Non-bird biodiversity: Five species of fish are endemic to the river, of which a newly discovered (1997) species may become extinct if the proposed dam development goes ahead, since it breeds in shallow water on flooded banks. A snake new to science, Coluber zebrinus, was recently discovered here.
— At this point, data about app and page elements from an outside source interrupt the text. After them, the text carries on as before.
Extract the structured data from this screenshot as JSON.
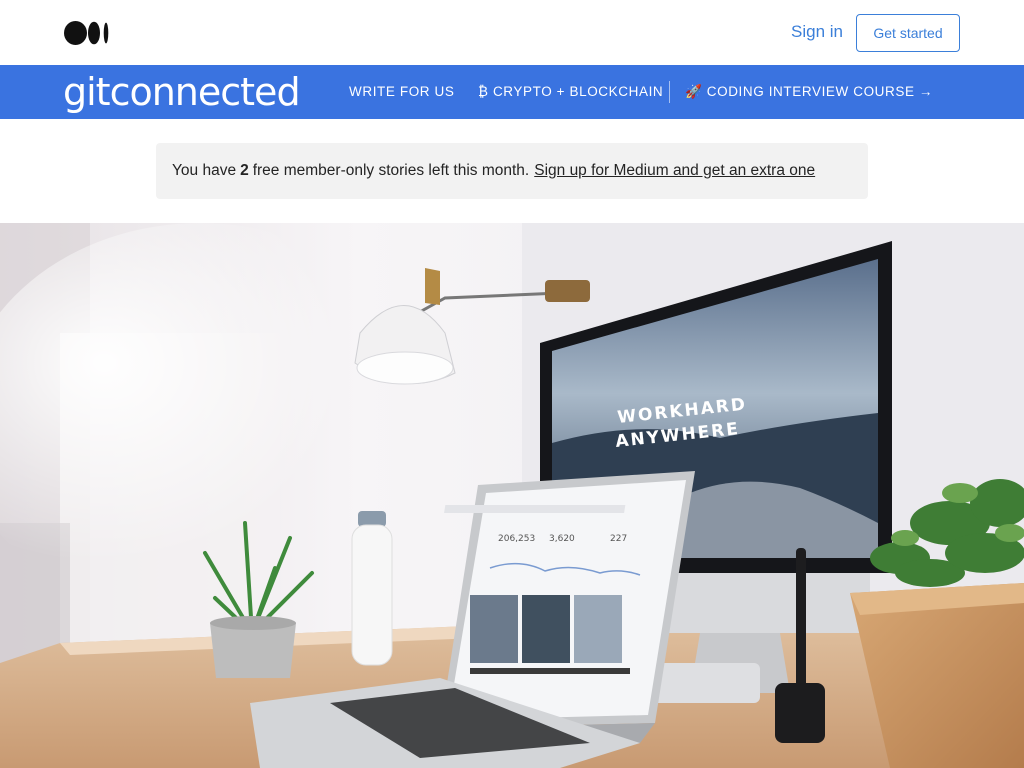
{
  "topbar": {
    "logo_icon": "medium-logo-icon",
    "sign_in_label": "Sign in",
    "get_started_label": "Get started"
  },
  "publication": {
    "name": "gitconnected",
    "nav": [
      {
        "label": "WRITE FOR US"
      },
      {
        "label": "₿ CRYPTO + BLOCKCHAIN"
      },
      {
        "label": "🚀 CODING INTERVIEW COURSE →"
      }
    ]
  },
  "banner": {
    "prefix": "You have",
    "count": "2",
    "suffix": "free member-only stories left this month.",
    "link_label": "Sign up for Medium and get an extra one"
  },
  "hero": {
    "monitor_text_line1": "WORKHARD",
    "monitor_text_line2": "ANYWHERE",
    "laptop_stats": [
      "206,253",
      "3,620",
      "227"
    ]
  },
  "colors": {
    "accent": "#3a73e0",
    "link": "#3b7fd9",
    "banner_bg": "#f2f2f2"
  }
}
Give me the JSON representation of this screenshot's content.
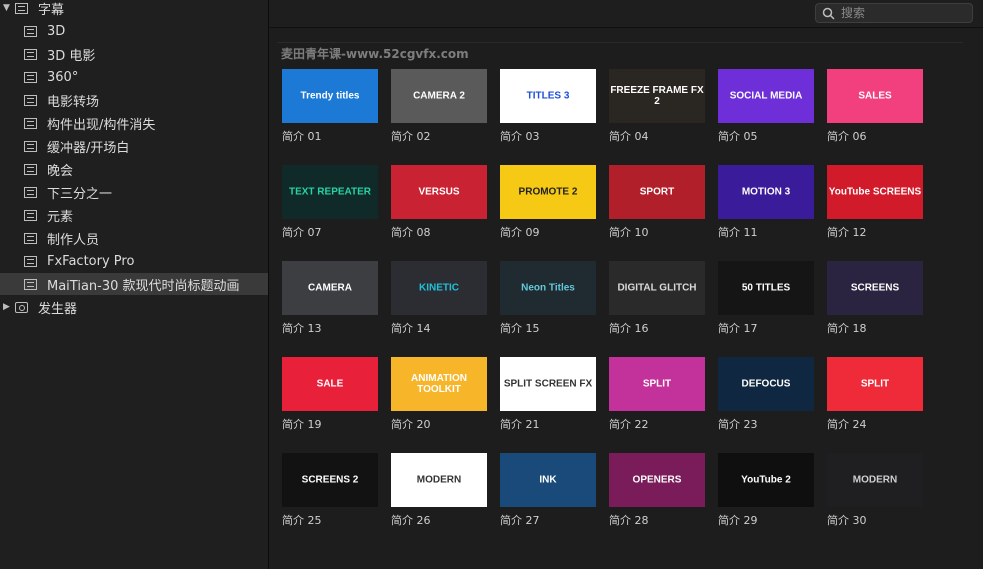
{
  "sidebar": {
    "items": [
      {
        "label": "字幕",
        "type": "folder",
        "expanded": true,
        "level": 0
      },
      {
        "label": "3D",
        "type": "title",
        "level": 1
      },
      {
        "label": "3D 电影",
        "type": "title",
        "level": 1
      },
      {
        "label": "360°",
        "type": "title",
        "level": 1
      },
      {
        "label": "电影转场",
        "type": "title",
        "level": 1
      },
      {
        "label": "构件出现/构件消失",
        "type": "title",
        "level": 1
      },
      {
        "label": "缓冲器/开场白",
        "type": "title",
        "level": 1
      },
      {
        "label": "晚会",
        "type": "title",
        "level": 1
      },
      {
        "label": "下三分之一",
        "type": "title",
        "level": 1
      },
      {
        "label": "元素",
        "type": "title",
        "level": 1
      },
      {
        "label": "制作人员",
        "type": "title",
        "level": 1
      },
      {
        "label": "FxFactory Pro",
        "type": "title",
        "level": 1
      },
      {
        "label": "MaiTian-30 款现代时尚标题动画",
        "type": "title",
        "level": 1,
        "selected": true
      },
      {
        "label": "发生器",
        "type": "generator",
        "expanded": false,
        "level": 0
      }
    ]
  },
  "search": {
    "placeholder": "搜索",
    "value": ""
  },
  "watermark": "麦田青年课-www.52cgvfx.com",
  "thumbnails": [
    {
      "caption": "简介 01",
      "thumb_text": "Trendy titles",
      "bg": "#1c7ad6",
      "fg": "#ffffff"
    },
    {
      "caption": "简介 02",
      "thumb_text": "CAMERA 2",
      "bg": "#5a5a5a",
      "fg": "#ffffff"
    },
    {
      "caption": "简介 03",
      "thumb_text": "TITLES 3",
      "bg": "#ffffff",
      "fg": "#1e4fd8"
    },
    {
      "caption": "简介 04",
      "thumb_text": "FREEZE FRAME FX 2",
      "bg": "#2a2723",
      "fg": "#ffffff"
    },
    {
      "caption": "简介 05",
      "thumb_text": "SOCIAL MEDIA",
      "bg": "#6e2fd9",
      "fg": "#ffffff"
    },
    {
      "caption": "简介 06",
      "thumb_text": "SALES",
      "bg": "#f23f7e",
      "fg": "#ffffff"
    },
    {
      "caption": "简介 07",
      "thumb_text": "TEXT REPEATER",
      "bg": "#102a2a",
      "fg": "#27d3a4"
    },
    {
      "caption": "简介 08",
      "thumb_text": "VERSUS",
      "bg": "#c92233",
      "fg": "#ffffff"
    },
    {
      "caption": "简介 09",
      "thumb_text": "PROMOTE 2",
      "bg": "#f6c915",
      "fg": "#222222"
    },
    {
      "caption": "简介 10",
      "thumb_text": "SPORT",
      "bg": "#b01f2a",
      "fg": "#ffffff"
    },
    {
      "caption": "简介 11",
      "thumb_text": "MOTION 3",
      "bg": "#3a1b9a",
      "fg": "#ffffff"
    },
    {
      "caption": "简介 12",
      "thumb_text": "YouTube SCREENS",
      "bg": "#d11a2a",
      "fg": "#ffffff"
    },
    {
      "caption": "简介 13",
      "thumb_text": "CAMERA",
      "bg": "#3d3e42",
      "fg": "#ffffff"
    },
    {
      "caption": "简介 14",
      "thumb_text": "KINETIC",
      "bg": "#2b2d33",
      "fg": "#21c1d8"
    },
    {
      "caption": "简介 15",
      "thumb_text": "Neon Titles",
      "bg": "#1f2b30",
      "fg": "#63c8d9"
    },
    {
      "caption": "简介 16",
      "thumb_text": "DIGITAL GLITCH",
      "bg": "#2a2a2a",
      "fg": "#d9d9d9"
    },
    {
      "caption": "简介 17",
      "thumb_text": "50 TITLES",
      "bg": "#151515",
      "fg": "#ffffff"
    },
    {
      "caption": "简介 18",
      "thumb_text": "SCREENS",
      "bg": "#2a2440",
      "fg": "#ffffff"
    },
    {
      "caption": "简介 19",
      "thumb_text": "SALE",
      "bg": "#e8203a",
      "fg": "#ffffff"
    },
    {
      "caption": "简介 20",
      "thumb_text": "ANIMATION TOOLKIT",
      "bg": "#f7b52a",
      "fg": "#ffffff"
    },
    {
      "caption": "简介 21",
      "thumb_text": "SPLIT SCREEN FX",
      "bg": "#ffffff",
      "fg": "#333333"
    },
    {
      "caption": "简介 22",
      "thumb_text": "SPLIT",
      "bg": "#c2329a",
      "fg": "#ffffff"
    },
    {
      "caption": "简介 23",
      "thumb_text": "DEFOCUS",
      "bg": "#0f2740",
      "fg": "#ffffff"
    },
    {
      "caption": "简介 24",
      "thumb_text": "SPLIT",
      "bg": "#ef2b3a",
      "fg": "#ffffff"
    },
    {
      "caption": "简介 25",
      "thumb_text": "SCREENS 2",
      "bg": "#121212",
      "fg": "#ffffff"
    },
    {
      "caption": "简介 26",
      "thumb_text": "MODERN",
      "bg": "#ffffff",
      "fg": "#333333"
    },
    {
      "caption": "简介 27",
      "thumb_text": "INK",
      "bg": "#1a4a7a",
      "fg": "#ffffff"
    },
    {
      "caption": "简介 28",
      "thumb_text": "OPENERS",
      "bg": "#7a1c5a",
      "fg": "#ffffff"
    },
    {
      "caption": "简介 29",
      "thumb_text": "YouTube 2",
      "bg": "#0f0f0f",
      "fg": "#ffffff"
    },
    {
      "caption": "简介 30",
      "thumb_text": "MODERN",
      "bg": "#1f1f22",
      "fg": "#cfcfcf"
    }
  ]
}
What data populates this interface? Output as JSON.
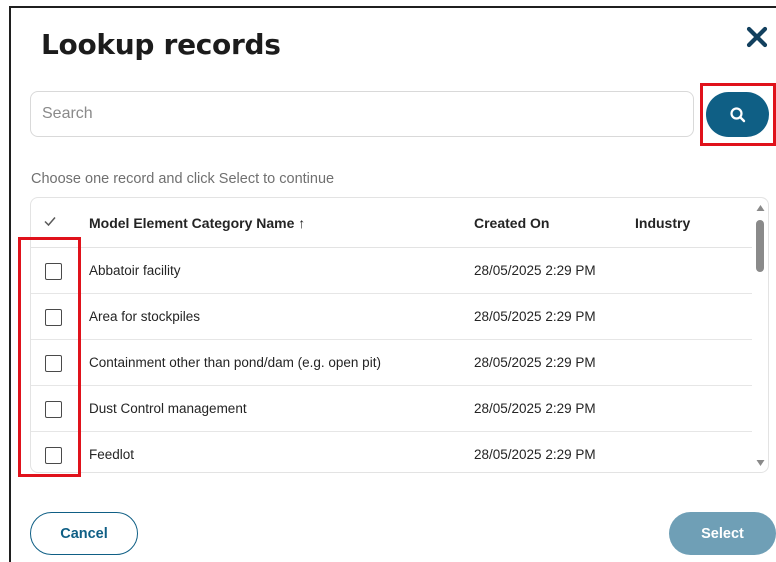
{
  "dialog": {
    "title": "Lookup records",
    "close_icon": "close-x-icon"
  },
  "search": {
    "placeholder": "Search",
    "value": "",
    "button_icon": "search-icon",
    "button_color": "#0f5f85"
  },
  "hint": "Choose one record and click Select to continue",
  "grid": {
    "columns": [
      "Model Element Category Name",
      "Created On",
      "Industry"
    ],
    "sort_indicator": "↑",
    "select_all_icon": "checkmark-icon",
    "rows": [
      {
        "name": "Abbatoir facility",
        "created_on": "28/05/2025 2:29 PM",
        "industry": "",
        "checked": false
      },
      {
        "name": "Area for stockpiles",
        "created_on": "28/05/2025 2:29 PM",
        "industry": "",
        "checked": false
      },
      {
        "name": "Containment other than pond/dam (e.g. open pit)",
        "created_on": "28/05/2025 2:29 PM",
        "industry": "",
        "checked": false
      },
      {
        "name": "Dust Control management",
        "created_on": "28/05/2025 2:29 PM",
        "industry": "",
        "checked": false
      },
      {
        "name": "Feedlot",
        "created_on": "28/05/2025 2:29 PM",
        "industry": "",
        "checked": false
      }
    ]
  },
  "footer": {
    "cancel_label": "Cancel",
    "select_label": "Select",
    "select_enabled": false
  },
  "colors": {
    "primary": "#0f5f85",
    "primary_disabled": "#6f9fb6",
    "highlight": "#e0121b"
  }
}
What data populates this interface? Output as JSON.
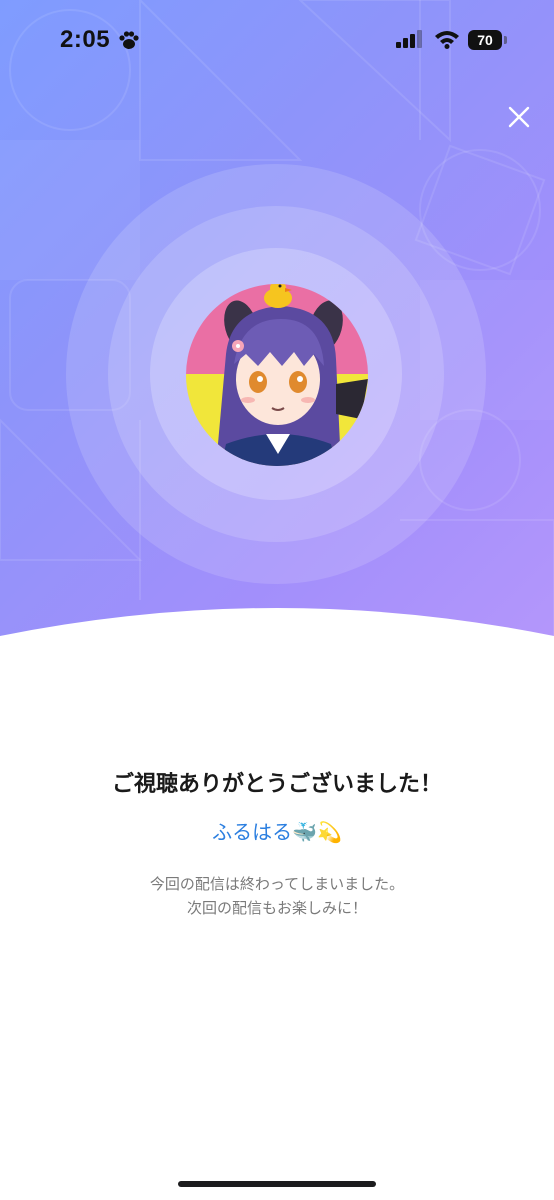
{
  "status_bar": {
    "time": "2:05",
    "battery": "70"
  },
  "icons": {
    "paw": "paw-icon",
    "signal": "cellular-signal-icon",
    "wifi": "wifi-icon",
    "battery": "battery-icon",
    "close": "close-icon"
  },
  "colors": {
    "accent_link": "#2c7fe0",
    "gradient_start": "#7f9cff",
    "gradient_end": "#b597fb"
  },
  "end_screen": {
    "title": "ご視聴ありがとうございました！",
    "streamer_name": "ふるはる",
    "streamer_emoji": "🐳💫",
    "message_line1": "今回の配信は終わってしまいました。",
    "message_line2": "次回の配信もお楽しみに！"
  }
}
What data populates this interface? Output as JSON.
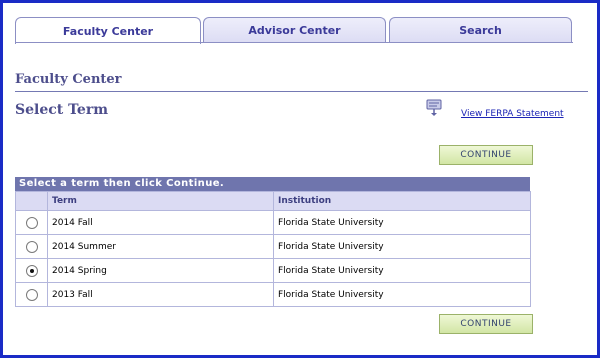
{
  "tabs": [
    {
      "label": "Faculty Center",
      "active": true
    },
    {
      "label": "Advisor Center",
      "active": false
    },
    {
      "label": "Search",
      "active": false
    }
  ],
  "section_title": "Faculty Center",
  "page_title": "Select Term",
  "ferpa": {
    "icon": "ferpa-statement-icon",
    "link_label": "View FERPA Statement"
  },
  "buttons": {
    "continue_top": "CONTINUE",
    "continue_bottom": "CONTINUE"
  },
  "grid": {
    "caption": "Select a term then click Continue.",
    "columns": [
      "",
      "Term",
      "Institution"
    ],
    "rows": [
      {
        "term": "2014 Fall",
        "institution": "Florida State University",
        "selected": false
      },
      {
        "term": "2014 Summer",
        "institution": "Florida State University",
        "selected": false
      },
      {
        "term": "2014 Spring",
        "institution": "Florida State University",
        "selected": true
      },
      {
        "term": "2013 Fall",
        "institution": "Florida State University",
        "selected": false
      }
    ]
  },
  "colors": {
    "frame_border": "#1a2bc6",
    "header_purple": "#6f75ad",
    "button_green": "#d2e6a5",
    "link_blue": "#1c24b5"
  }
}
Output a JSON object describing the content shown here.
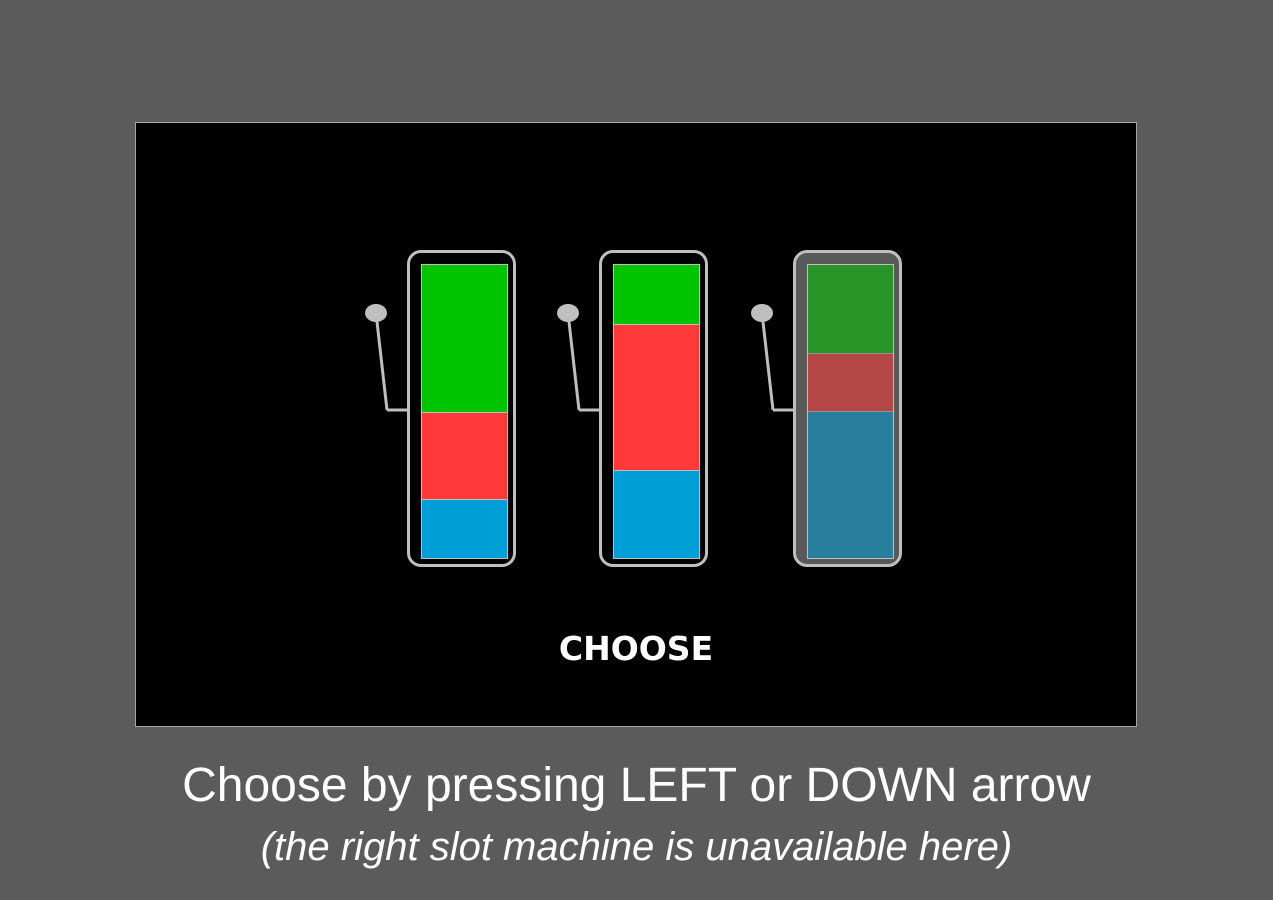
{
  "instruction": "Choose by pressing LEFT or DOWN arrow",
  "note": "(the right slot machine is unavailable here)",
  "prompt": "CHOOSE",
  "colors": {
    "background": "#5b5b5b",
    "stage": "#000000",
    "outline": "#bfbfbf",
    "green": "#00c400",
    "red": "#ff3838",
    "blue": "#009ed6"
  },
  "machines": [
    {
      "id": "left",
      "available": true,
      "segments": [
        {
          "color": "green",
          "fraction": 0.5
        },
        {
          "color": "red",
          "fraction": 0.3
        },
        {
          "color": "blue",
          "fraction": 0.2
        }
      ]
    },
    {
      "id": "middle",
      "available": true,
      "segments": [
        {
          "color": "green",
          "fraction": 0.2
        },
        {
          "color": "red",
          "fraction": 0.5
        },
        {
          "color": "blue",
          "fraction": 0.3
        }
      ]
    },
    {
      "id": "right",
      "available": false,
      "segments": [
        {
          "color": "green",
          "fraction": 0.3
        },
        {
          "color": "red",
          "fraction": 0.2
        },
        {
          "color": "blue",
          "fraction": 0.5
        }
      ]
    }
  ]
}
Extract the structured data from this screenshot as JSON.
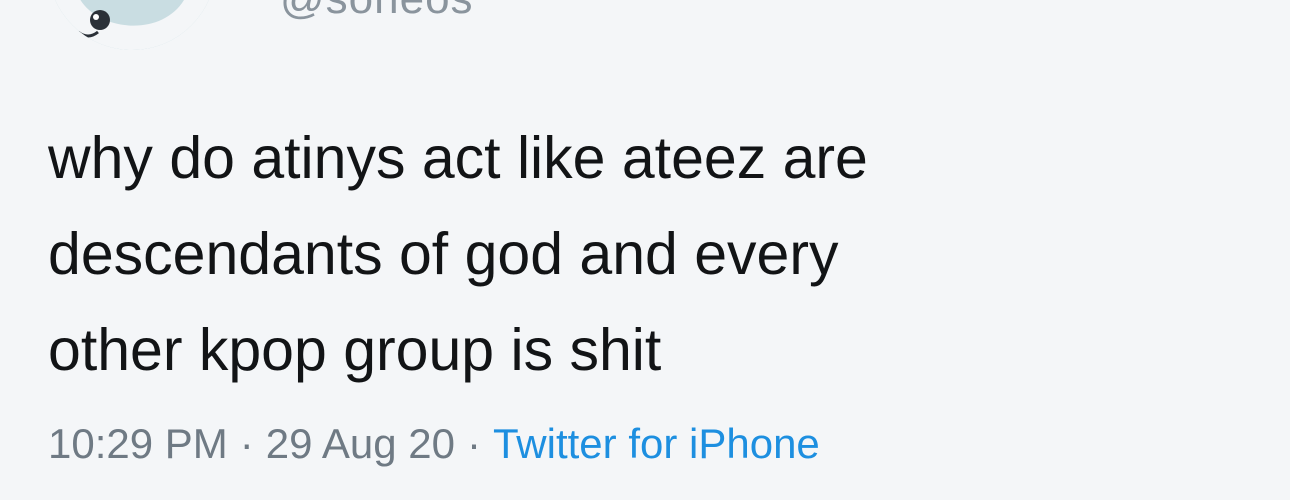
{
  "tweet": {
    "handle": "@soneos",
    "text_lines": [
      "why do atinys act like ateez are",
      "descendants of god and every",
      "other kpop group is shit"
    ],
    "time": "10:29 PM",
    "date": "29 Aug 20",
    "separator": "·",
    "source": "Twitter for iPhone"
  },
  "colors": {
    "background": "#f4f6f8",
    "text": "#121416",
    "meta": "#6f7a84",
    "link": "#1d8fe0",
    "avatar": "#c9dde2"
  },
  "icons": {
    "avatar": "profile-avatar"
  }
}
Elephants Loxodonta africana (EN) use the river as an oasis.
|Species||Season||Period||Population estimate||Quality of estimate||IBA Criteria||IUCN Category|
|Damara Tern Sternula balaenarum||passage||1998||2,000-2,400 individuals||medium||A1, A4i||Near Threatened|
|Rüppell's Parrot Poicephalus rueppellii||resident||1998||present||-||A3||Least Concern|
|Monteiro's Hornbill Tockus monteiri||resident||1998||present||-||A3||Least Concern|
|Chatshrike Lanioturdus torquatus||resident||1998||present||-||A3||Least Concern|
|Rockrunner Achaetops pycnopygius||resident||1998||present||-||A3||Least Concern|
|Bare-cheeked Babbler Turdoides gymnogenys||resident||1998||present||-||A3||Least Concern|
|Burchell's Glossy-starling Lamprotornis australis||resident||1998||present||-||A3||Least Concern|
|Kalahari Scrub-robin Erythropygia paena||resident||1998||present||-||A3||Least Concern|
|Herero Chat Namibornis herero||resident||1998||present||-||A1||Least Concern|
|Cinderella Waxbill Estrilda thomensis||resident||1998||present||-||A1, A2, A3||Least Concern|
|IUCN habitat||Habitat detail||Extent (% of site)|
|Land-use||Extent (% of site)|
References Barnard (1997), Bethune (1995), Braine (1990), Broadly and Schatti (1997), Herremans and Simmons (1997), Holtzhausen (1991), Jarvis and Robertson (1997), Noli-Peard and Williams (1991), Simmons and Allan (in press), Simmons et al. (1993), Underhill and Brown (1997).
Contribute Please click here to help BirdLife conserve the world's birds - your data for this IBA and others are vital for helping protect the environment.
Recommended citation BirdLife International (2015) Important Bird Areas factsheet: Epupa - Ruacana. Downloaded from http://www.birdlife.org on 09/10/2015
To provide new information to update this factsheet or to correct any errors, please email BirdLife